Taking it up a level

Our Dukes Avenue project is featured in September's Grand Designs Magazine. "A loft extension has been hidden behind the retained brick gable end of the roof of this Victorian home in west London. Inglis Badrashi Loddo designed a shared space for the children leading onto a pair of bedrooms. Lined in painted timber boarding, the loft is part of a major refurbishment that included an expanded basement and small extension"

The article also features an interview with one of our Directors, Kim Loddo -

"Take an eco-friendly approach with this advice from Kim Loddo, director of architect Inglis Badrashi Loddo (ibla.co.uk)

  • Reuse materials where possible. My practice has completed many projects where we kept parts of a roof, or recycled original roof tiles, trusses and floorboards. Carefully assess each element: can it be retained, repaired and adapted? If a complete replacement or redesign is needed then it should be done as sustainably as possible.

  • Choose the best-performing glazing that your budget allows. The Window Energy Rating (WER) tells you how energy-efficient windows are. Options for double or triple glazing include inertgas between the panes and low-emissivity coatings to let in light and heat but reduce the amount of warmth that escapes.

  • One of the most effective things you can do is increase the level of insulation. If you are retiling, add insulation over the existing structure to createa warm space. A good pitched roofing board, for example from Kingspan (kingspan.com) or Celotex (celotex.co.uk), should be paired with a breathable membrane installed over it and under the tiles. If you are not replacing the roof covering, install insulation between and under the rafters, and apply insulated plasterboard to provide a skimmable ceiling.

  • Installing underfloor heating, either between or over existing joists, will increase the eco-efficiency of the space. Intelligent heating controls and draught-proofing may improve the environmental performance of the whole house.

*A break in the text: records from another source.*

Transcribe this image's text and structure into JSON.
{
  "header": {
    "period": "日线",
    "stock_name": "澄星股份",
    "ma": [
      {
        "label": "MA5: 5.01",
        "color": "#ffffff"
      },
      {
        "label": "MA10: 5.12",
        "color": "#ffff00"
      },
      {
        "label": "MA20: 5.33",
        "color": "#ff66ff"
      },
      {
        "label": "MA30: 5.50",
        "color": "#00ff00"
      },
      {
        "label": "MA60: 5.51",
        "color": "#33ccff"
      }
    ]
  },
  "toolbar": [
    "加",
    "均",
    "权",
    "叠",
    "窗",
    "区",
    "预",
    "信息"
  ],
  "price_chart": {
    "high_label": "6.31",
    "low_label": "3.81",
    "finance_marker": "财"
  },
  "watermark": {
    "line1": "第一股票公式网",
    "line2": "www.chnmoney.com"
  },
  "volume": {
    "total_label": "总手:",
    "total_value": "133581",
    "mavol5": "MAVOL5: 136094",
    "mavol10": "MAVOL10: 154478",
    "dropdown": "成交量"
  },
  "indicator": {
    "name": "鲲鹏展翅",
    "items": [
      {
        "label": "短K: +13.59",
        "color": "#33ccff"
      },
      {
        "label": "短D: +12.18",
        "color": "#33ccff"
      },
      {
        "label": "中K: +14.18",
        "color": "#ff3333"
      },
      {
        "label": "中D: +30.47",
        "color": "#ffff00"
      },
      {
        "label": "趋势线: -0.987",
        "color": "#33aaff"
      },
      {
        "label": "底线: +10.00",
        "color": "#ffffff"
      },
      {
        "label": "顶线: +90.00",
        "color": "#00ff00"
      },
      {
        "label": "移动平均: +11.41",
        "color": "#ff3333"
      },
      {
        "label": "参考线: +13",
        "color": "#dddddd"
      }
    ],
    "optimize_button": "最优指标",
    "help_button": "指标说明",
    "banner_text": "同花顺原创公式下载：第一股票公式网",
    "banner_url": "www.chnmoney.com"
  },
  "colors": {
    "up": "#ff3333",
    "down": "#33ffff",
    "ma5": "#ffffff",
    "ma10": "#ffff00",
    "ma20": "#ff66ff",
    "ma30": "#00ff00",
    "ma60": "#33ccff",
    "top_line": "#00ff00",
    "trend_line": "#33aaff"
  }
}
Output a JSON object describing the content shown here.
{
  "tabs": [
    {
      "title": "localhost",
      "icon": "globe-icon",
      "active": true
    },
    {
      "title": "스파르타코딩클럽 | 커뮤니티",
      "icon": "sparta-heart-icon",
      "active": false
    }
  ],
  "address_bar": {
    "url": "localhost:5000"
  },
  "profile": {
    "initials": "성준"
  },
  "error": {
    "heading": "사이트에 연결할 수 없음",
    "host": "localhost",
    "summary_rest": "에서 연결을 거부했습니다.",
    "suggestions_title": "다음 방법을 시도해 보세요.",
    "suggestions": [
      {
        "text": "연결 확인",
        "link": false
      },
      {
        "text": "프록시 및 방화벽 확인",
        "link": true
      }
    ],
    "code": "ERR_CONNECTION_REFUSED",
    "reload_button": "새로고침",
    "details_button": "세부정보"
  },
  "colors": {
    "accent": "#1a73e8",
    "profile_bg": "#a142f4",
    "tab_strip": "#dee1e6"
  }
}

  • A simple skylight that can be opened over the stair will maximise airflow and create stack-effect natural cooling. This is a cost-effective, low-tech and eco-efficient element, optimising comfort and bringing light into the heart of the home."